Shohei Ohtani made history again Wednesday as the first player to run afoul of MLB's new pitch-timer rules as both a hitter and a pitcher, and said the rule's implementation is still in a gray area.

Starting this season, MLB pitchers have 20 seconds to begin their motion to the plate with runners on base, and 15 seconds with the bases empty. Failure to comply requires the umpire call an automatic ball.

In Wednesday's game, Ohtani walked the first two Seattle Mariners batters he faced in the first inning. Eugenio Suarez singled in a run on the next pitch. When Ohtani took too much time to collect himself, the umpire stopped the action and awarded Ball 1 to cleanup hitter Cal Raleigh.

Instead of becoming the next step down a slippery slope, the penalty provided a wakeup call.

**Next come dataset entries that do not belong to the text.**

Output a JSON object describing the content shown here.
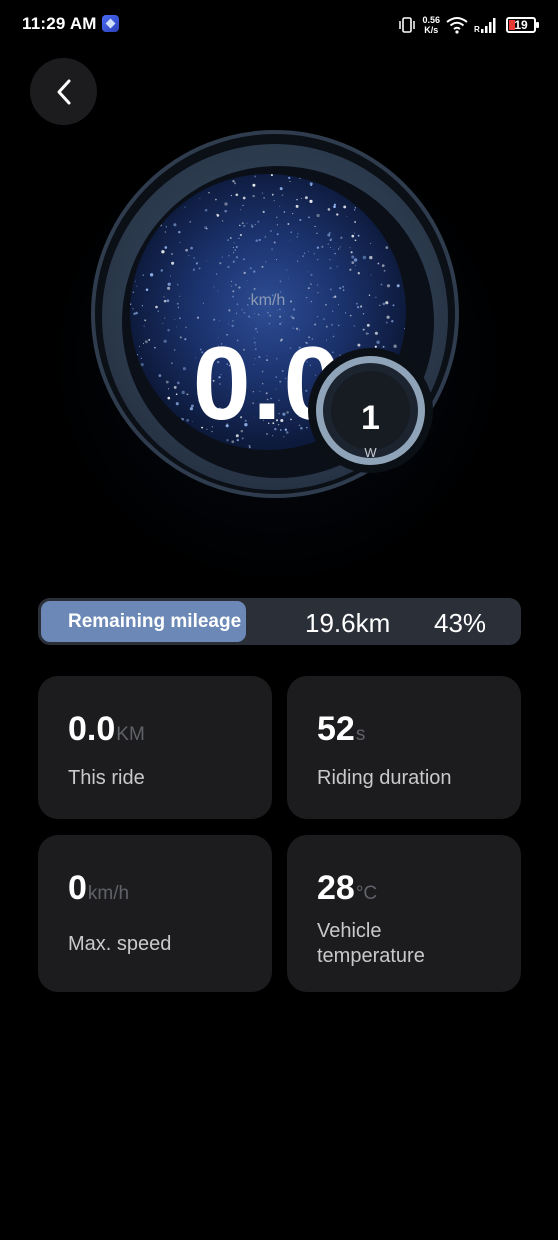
{
  "status_bar": {
    "time": "11:29 AM",
    "net_speed_value": "0.56",
    "net_speed_unit": "K/s",
    "battery": "19",
    "icons": [
      "app-notification-icon",
      "vibrate-icon",
      "wifi-icon",
      "signal-icon",
      "battery-icon"
    ]
  },
  "nav": {
    "back_icon": "chevron-left-icon"
  },
  "speedometer": {
    "unit": "km/h",
    "speed": "0.0"
  },
  "power": {
    "value": "1",
    "unit": "W"
  },
  "mileage": {
    "label": "Remaining mileage",
    "distance": "19.6km",
    "percent_text": "43%",
    "percent": 43
  },
  "stats": [
    {
      "value": "0.0",
      "unit": "KM",
      "label": "This ride"
    },
    {
      "value": "52",
      "unit": "s",
      "label": "Riding duration"
    },
    {
      "value": "0",
      "unit": "km/h",
      "label": "Max. speed"
    },
    {
      "value": "28",
      "unit": "°C",
      "label": "Vehicle temperature"
    }
  ],
  "colors": {
    "background": "#000000",
    "card": "#1c1c1e",
    "mileage_fill": "#6b88b6",
    "dial_blue": "#1c3470",
    "battery_low": "#e53935"
  }
}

"I was thinking I had to fix my overall rhythm," said Ohtani, who proceeded to strike out Raleigh and the batter after him to escape the inning with only one run scoring.

Ohtani spoke to the umpires after the third out and after the game as well about the new rule and how it relates to his own delivery.

"It seems like the umpires are also in something of a gray area," he said. "The rule has only barely begun to be implemented, and I want to be able to deal with whatever each situation demands."

He left the mound after allowing just the one run in six innings and picked up his first win of the season, but not before he incurred a penalty as a hitter in the top of the sixth.

Starting this season, batters have eight seconds to be in the batter's box and alert to the pitcher or receive an automatic strike. Ohtani came to the plate after teammate Mike Trout walked, and was greeted with Strike 1.

"I was waiting for the runner and was a little slow," Ohtani said. "When I draw a walk or something, I need to get to first base quickly or it will make it harder on the next hitter."

© Kyodo News